▶

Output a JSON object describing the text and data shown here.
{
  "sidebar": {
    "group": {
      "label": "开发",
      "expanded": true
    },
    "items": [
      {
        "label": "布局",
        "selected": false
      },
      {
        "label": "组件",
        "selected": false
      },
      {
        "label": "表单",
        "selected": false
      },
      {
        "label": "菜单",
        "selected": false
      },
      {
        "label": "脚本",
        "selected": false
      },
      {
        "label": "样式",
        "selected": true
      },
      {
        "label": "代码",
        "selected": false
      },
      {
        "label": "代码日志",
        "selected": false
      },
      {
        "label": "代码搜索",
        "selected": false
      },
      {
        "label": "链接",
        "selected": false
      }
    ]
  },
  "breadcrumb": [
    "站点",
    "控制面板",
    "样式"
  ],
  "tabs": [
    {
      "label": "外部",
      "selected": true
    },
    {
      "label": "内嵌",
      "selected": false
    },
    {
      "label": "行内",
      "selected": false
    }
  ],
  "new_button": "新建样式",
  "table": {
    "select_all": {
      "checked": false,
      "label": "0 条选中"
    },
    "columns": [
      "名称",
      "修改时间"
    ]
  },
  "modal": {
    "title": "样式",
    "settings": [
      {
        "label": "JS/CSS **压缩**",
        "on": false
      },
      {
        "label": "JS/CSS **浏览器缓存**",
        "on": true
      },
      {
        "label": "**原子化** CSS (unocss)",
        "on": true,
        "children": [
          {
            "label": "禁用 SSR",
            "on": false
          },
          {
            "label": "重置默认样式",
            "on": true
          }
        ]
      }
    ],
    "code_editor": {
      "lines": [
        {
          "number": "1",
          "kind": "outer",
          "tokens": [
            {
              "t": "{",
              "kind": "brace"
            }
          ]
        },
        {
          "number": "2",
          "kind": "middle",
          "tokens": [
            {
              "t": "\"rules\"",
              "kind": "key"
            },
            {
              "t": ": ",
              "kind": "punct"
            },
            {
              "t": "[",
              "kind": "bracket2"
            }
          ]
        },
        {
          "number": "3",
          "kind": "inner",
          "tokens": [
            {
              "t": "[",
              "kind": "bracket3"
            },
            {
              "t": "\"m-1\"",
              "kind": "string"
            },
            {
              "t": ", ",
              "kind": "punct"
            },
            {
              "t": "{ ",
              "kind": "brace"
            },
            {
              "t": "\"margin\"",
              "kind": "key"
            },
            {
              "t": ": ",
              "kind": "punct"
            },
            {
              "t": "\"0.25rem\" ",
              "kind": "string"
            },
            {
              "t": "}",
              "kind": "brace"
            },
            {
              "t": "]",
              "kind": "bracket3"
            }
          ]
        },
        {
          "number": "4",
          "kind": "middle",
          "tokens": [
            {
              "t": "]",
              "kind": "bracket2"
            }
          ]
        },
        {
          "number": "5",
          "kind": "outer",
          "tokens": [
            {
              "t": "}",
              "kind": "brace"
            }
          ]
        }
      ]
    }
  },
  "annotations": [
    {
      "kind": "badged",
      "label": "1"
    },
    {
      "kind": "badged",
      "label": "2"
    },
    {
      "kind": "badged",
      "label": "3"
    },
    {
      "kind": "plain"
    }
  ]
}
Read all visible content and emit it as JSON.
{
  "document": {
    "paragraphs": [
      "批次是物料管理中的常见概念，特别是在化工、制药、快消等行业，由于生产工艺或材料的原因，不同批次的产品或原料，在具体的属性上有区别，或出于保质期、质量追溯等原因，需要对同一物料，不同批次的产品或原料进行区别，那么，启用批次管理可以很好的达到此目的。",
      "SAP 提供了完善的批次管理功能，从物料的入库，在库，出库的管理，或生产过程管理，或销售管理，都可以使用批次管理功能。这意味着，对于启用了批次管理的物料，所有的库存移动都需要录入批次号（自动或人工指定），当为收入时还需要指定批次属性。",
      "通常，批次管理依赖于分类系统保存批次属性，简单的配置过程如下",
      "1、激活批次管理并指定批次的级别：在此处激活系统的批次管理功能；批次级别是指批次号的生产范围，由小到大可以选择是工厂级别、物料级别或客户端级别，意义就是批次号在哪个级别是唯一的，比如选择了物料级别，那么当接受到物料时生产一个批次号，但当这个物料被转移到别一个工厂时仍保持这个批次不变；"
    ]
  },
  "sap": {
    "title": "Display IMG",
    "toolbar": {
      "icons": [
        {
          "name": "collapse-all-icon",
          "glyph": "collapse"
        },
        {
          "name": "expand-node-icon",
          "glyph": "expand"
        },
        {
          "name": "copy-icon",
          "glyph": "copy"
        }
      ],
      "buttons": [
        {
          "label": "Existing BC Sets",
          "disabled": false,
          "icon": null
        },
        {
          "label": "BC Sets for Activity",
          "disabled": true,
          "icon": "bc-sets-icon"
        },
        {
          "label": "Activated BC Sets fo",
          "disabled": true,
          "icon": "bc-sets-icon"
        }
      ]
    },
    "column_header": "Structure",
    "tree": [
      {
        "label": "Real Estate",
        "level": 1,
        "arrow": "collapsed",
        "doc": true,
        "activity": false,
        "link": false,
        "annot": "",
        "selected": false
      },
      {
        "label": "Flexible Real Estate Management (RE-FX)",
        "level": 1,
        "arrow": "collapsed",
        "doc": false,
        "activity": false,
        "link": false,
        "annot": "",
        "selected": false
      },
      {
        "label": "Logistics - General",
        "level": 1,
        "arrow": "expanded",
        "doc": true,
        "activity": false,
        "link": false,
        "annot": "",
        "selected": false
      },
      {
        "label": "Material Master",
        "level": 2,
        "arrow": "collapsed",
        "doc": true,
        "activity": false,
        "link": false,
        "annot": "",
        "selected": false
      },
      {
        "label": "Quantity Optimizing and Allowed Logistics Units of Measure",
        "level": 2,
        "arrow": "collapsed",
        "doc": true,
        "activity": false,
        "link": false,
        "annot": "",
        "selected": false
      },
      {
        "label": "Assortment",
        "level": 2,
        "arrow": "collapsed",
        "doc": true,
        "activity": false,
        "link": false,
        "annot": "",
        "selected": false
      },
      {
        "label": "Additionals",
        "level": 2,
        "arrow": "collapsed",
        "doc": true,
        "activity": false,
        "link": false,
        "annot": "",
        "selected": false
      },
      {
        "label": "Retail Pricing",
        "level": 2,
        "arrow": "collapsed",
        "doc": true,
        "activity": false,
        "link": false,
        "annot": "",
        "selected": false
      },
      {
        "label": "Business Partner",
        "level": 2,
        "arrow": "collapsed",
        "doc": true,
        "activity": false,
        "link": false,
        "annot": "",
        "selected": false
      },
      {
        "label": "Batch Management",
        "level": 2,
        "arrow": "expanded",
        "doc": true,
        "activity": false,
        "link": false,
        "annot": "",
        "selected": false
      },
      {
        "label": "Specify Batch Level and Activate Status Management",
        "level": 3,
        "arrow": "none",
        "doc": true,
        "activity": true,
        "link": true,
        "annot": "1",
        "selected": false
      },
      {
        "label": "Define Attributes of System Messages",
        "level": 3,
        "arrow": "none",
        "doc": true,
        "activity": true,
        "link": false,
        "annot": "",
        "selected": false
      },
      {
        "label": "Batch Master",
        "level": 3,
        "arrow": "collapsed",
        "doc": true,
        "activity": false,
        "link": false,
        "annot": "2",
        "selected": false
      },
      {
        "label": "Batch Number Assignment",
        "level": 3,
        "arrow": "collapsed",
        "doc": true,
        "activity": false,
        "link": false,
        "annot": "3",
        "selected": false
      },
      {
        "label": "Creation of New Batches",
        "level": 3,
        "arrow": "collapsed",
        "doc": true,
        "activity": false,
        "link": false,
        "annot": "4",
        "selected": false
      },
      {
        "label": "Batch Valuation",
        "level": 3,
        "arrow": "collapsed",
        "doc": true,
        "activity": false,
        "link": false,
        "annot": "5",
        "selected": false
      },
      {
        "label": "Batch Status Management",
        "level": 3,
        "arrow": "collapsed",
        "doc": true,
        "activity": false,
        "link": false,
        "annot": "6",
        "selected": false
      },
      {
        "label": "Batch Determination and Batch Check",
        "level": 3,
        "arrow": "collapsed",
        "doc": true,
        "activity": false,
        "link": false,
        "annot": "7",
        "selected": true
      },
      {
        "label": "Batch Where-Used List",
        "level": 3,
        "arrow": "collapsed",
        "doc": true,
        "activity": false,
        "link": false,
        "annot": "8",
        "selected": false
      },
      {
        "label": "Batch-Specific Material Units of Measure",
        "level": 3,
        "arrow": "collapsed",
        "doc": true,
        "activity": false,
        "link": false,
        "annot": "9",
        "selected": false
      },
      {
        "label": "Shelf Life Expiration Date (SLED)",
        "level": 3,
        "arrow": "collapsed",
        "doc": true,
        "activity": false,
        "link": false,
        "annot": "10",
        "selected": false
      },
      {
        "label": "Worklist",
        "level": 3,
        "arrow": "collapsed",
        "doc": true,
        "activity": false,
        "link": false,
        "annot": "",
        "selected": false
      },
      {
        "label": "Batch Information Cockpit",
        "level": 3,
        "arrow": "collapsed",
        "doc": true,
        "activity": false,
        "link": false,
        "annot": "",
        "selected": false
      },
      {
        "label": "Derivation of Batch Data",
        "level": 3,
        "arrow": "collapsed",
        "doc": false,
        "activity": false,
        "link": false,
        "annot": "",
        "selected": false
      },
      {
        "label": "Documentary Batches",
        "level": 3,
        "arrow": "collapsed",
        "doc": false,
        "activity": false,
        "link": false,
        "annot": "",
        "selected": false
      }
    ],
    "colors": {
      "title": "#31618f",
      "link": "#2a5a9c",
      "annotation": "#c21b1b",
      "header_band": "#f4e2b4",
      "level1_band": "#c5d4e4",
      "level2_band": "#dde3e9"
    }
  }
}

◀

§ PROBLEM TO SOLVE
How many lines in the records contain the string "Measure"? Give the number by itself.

§ TASK RESULT
2